“That’s the thing that kind of makes me the most sad, is that I just want to make sure that I honour Marc’s memory and his wishes that I raise our son the best that I can,” she said.
Luca spoke at the ceremony about his father, thanking the community for all their support. He said even though he was only a baby when his father died and doesn’t know the sound of his voice, he thinks about him every day.
“Because remembering him is easy, I do it every day. But here’s an ache within my heart that will never go away,” he said reading a poem penned for his father.
Luca was later honoured with an eagle feather from the chiefs of the surrounding communities. The young boy said he was honoured that after 10 years, so many people still thought about him and his father adding he liked hearing stories about his dad.

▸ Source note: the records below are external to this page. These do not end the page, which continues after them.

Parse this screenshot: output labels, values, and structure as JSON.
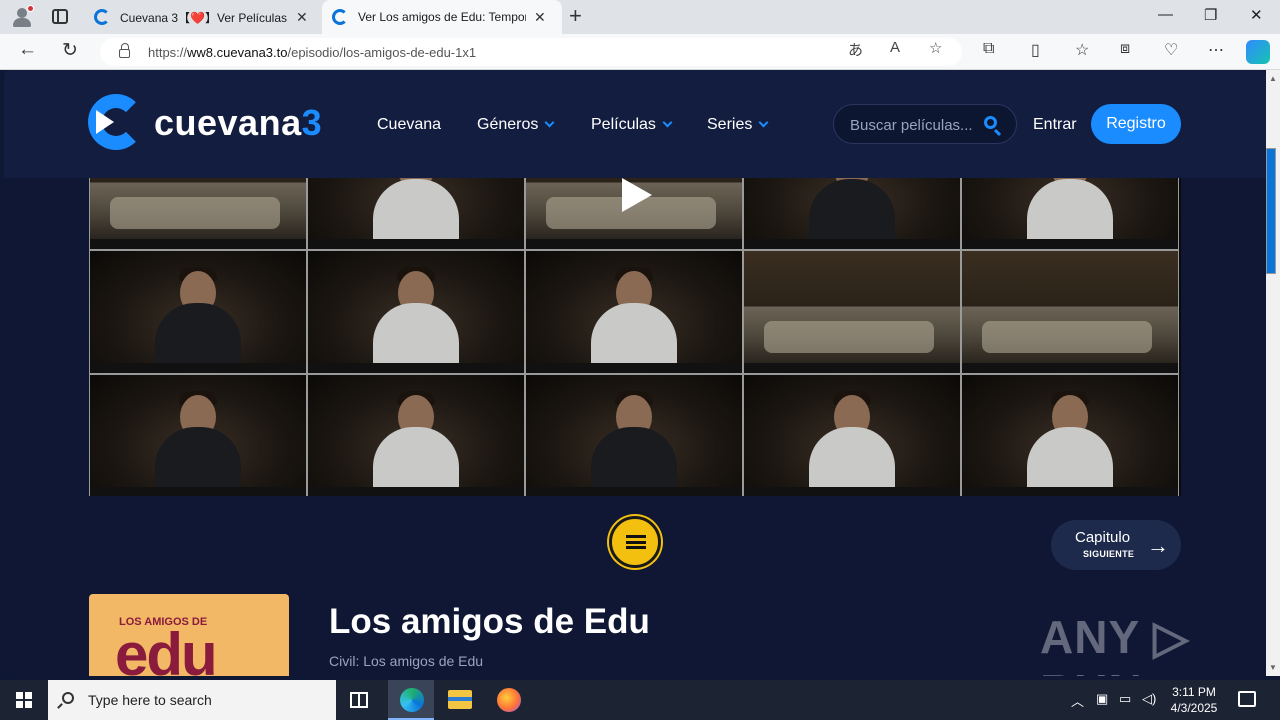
{
  "browser": {
    "tabs": [
      {
        "title": "Cuevana 3【❤️】Ver Películas, ver",
        "active": false
      },
      {
        "title": "Ver Los amigos de Edu: Tempora",
        "active": true
      }
    ],
    "url_prefix": "https://",
    "url_host": "ww8.cuevana3.to",
    "url_path": "/episodio/los-amigos-de-edu-1x1"
  },
  "site": {
    "logo_text": "cuevana",
    "logo_number": "3",
    "nav": [
      {
        "label": "Cuevana",
        "has_dropdown": false
      },
      {
        "label": "Géneros",
        "has_dropdown": true
      },
      {
        "label": "Películas",
        "has_dropdown": true
      },
      {
        "label": "Series",
        "has_dropdown": true
      }
    ],
    "search_placeholder": "Buscar películas...",
    "login_label": "Entrar",
    "register_label": "Registro",
    "accent_color": "#1a8cff"
  },
  "episode": {
    "next_label": "Capitulo",
    "next_sub": "SIGUIENTE",
    "poster_small": "LOS AMIGOS DE",
    "poster_big": "edu",
    "title": "Los amigos de Edu",
    "subtitle": "Civil: Los amigos de Edu"
  },
  "watermark": "ANY ▷ RUN",
  "taskbar": {
    "search_placeholder": "Type here to search",
    "time": "3:11 PM",
    "date": "4/3/2025"
  }
}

“He had a really kind heart and he was nice to everyone. He was helpful and he was trying to make the world a better, safe place,” he said.
Chief Kenneth John Thomas of Witchekan Lake spoke about the impact Cameron and Bourdages had on the community. He said they were the epitome of what the public should expect from police.
“I relive that day and I think about what we’ve lost,” he said. “The enormity of our loss on the day they passed will forever cause me to tear up.”
Thomas said he had a particularly close relationship with Cameron, because his nephew was the father of Cameron’s daughter.
He recalled how Cameron, a young mother herself, facilitated parenting courses and Bourdages led survival camps for young people. He said it’s not every day the community sees that kind of engagement from police.
“The way they sincerely cared about our community of people, it made such an impact on me, both personally and professionally, and I know that they had a great impact on every one of the youth that they worked with,” Thomas said.
The Cameron and Bourdages Memorial Society was presented with a cheque for $2,000 from Kisikohk School at the ceremony. The society raised money for a memorial park for the members in Spiritwood. The park is to eventually have two bronze statues of Cameron and Bourdages.